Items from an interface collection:
##############################

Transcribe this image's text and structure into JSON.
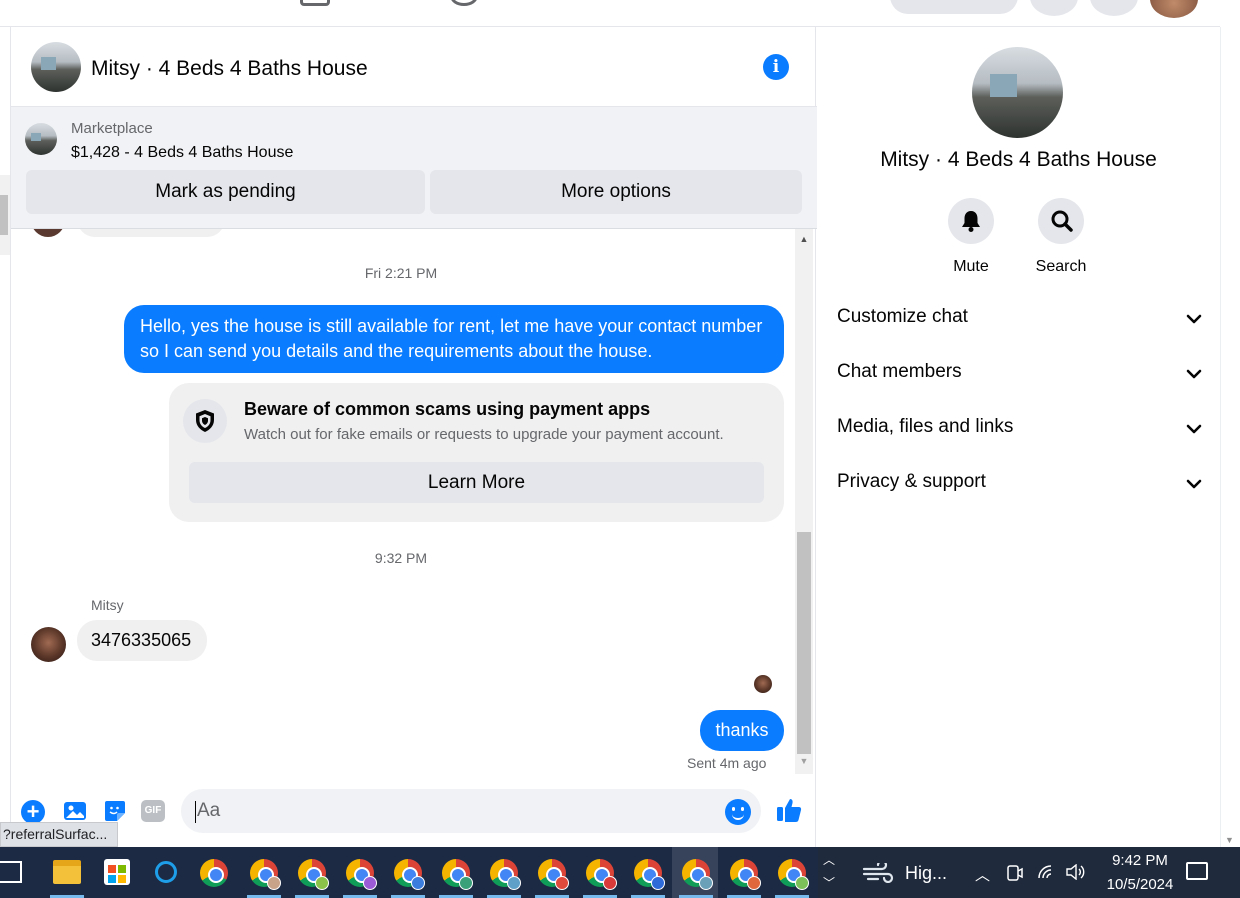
{
  "chat": {
    "title": "Mitsy · 4 Beds 4 Baths House",
    "marketplace": {
      "label": "Marketplace",
      "listing": "$1,428 - 4 Beds 4 Baths House",
      "mark_pending": "Mark as pending",
      "more_options": "More options"
    },
    "messages": {
      "ts1": "Fri 2:21 PM",
      "outgoing1": "Hello, yes the house is still available for rent, let me have your contact number so I can send you details and the requirements about the house.",
      "scam_title": "Beware of common scams using payment apps",
      "scam_sub": "Watch out for fake emails or requests to upgrade your payment account.",
      "learn_more": "Learn More",
      "ts2": "9:32 PM",
      "sender": "Mitsy",
      "incoming1": "3476335065",
      "outgoing2": "thanks",
      "sent_status": "Sent 4m ago"
    },
    "composer": {
      "placeholder": "Aa",
      "gif_label": "GIF"
    }
  },
  "url_tooltip": "?referralSurfac...",
  "details": {
    "name": "Mitsy · 4 Beds 4 Baths House",
    "mute": "Mute",
    "search": "Search",
    "sections": [
      "Customize chat",
      "Chat members",
      "Media, files and links",
      "Privacy & support"
    ]
  },
  "taskbar": {
    "weather": "Hig...",
    "time": "9:42 PM",
    "date": "10/5/2024"
  },
  "colors": {
    "messenger_blue": "#0a7cff",
    "bubble_grey": "#f0f0f0",
    "taskbar": "#1f2a3c"
  }
}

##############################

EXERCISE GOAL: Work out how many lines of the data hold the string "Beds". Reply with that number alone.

WRITTEN SOLUTION: 3